Start of EXCERPTED DATA
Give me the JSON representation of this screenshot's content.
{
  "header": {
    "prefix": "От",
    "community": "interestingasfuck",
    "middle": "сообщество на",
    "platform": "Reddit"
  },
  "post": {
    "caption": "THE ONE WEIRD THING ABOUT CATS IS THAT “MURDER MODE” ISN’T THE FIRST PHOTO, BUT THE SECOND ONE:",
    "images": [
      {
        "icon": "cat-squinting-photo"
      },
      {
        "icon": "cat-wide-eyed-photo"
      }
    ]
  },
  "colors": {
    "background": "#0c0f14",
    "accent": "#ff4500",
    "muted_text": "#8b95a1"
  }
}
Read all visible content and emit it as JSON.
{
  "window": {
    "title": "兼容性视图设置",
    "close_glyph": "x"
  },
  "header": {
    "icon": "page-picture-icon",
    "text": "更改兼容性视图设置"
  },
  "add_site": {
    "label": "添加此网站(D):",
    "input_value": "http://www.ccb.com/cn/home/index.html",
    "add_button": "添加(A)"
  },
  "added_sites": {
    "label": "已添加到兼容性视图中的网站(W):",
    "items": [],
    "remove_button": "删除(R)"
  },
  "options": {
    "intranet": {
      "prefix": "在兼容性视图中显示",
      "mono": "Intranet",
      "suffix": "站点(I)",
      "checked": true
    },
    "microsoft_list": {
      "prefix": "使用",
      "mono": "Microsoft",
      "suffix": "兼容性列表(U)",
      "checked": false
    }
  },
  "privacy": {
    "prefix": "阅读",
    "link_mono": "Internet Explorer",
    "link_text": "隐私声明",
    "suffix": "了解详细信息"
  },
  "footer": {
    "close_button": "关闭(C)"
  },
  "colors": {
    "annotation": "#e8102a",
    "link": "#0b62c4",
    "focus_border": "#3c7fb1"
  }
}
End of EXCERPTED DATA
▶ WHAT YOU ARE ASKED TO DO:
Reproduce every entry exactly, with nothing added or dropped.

▶ SOLUTION FOR THIS PROBLEM:
Give me the JSON representation of this screenshot's content.
{
  "header": {
    "prefix": "От",
    "community": "interestingasfuck",
    "middle": "сообщество на",
    "platform": "Reddit"
  },
  "post": {
    "caption": "THE ONE WEIRD THING ABOUT CATS IS THAT “MURDER MODE” ISN’T THE FIRST PHOTO, BUT THE SECOND ONE:",
    "images": [
      {
        "icon": "cat-squinting-photo"
      },
      {
        "icon": "cat-wide-eyed-photo"
      }
    ]
  },
  "colors": {
    "background": "#0c0f14",
    "accent": "#ff4500",
    "muted_text": "#8b95a1"
  }
}
Read all visible content and emit it as JSON.
{
  "window": {
    "title": "兼容性视图设置",
    "close_glyph": "x"
  },
  "header": {
    "icon": "page-picture-icon",
    "text": "更改兼容性视图设置"
  },
  "add_site": {
    "label": "添加此网站(D):",
    "input_value": "http://www.ccb.com/cn/home/index.html",
    "add_button": "添加(A)"
  },
  "added_sites": {
    "label": "已添加到兼容性视图中的网站(W):",
    "items": [],
    "remove_button": "删除(R)"
  },
  "options": {
    "intranet": {
      "prefix": "在兼容性视图中显示",
      "mono": "Intranet",
      "suffix": "站点(I)",
      "checked": true
    },
    "microsoft_list": {
      "prefix": "使用",
      "mono": "Microsoft",
      "suffix": "兼容性列表(U)",
      "checked": false
    }
  },
  "privacy": {
    "prefix": "阅读",
    "link_mono": "Internet Explorer",
    "link_text": "隐私声明",
    "suffix": "了解详细信息"
  },
  "footer": {
    "close_button": "关闭(C)"
  },
  "colors": {
    "annotation": "#e8102a",
    "link": "#0b62c4",
    "focus_border": "#3c7fb1"
  }
}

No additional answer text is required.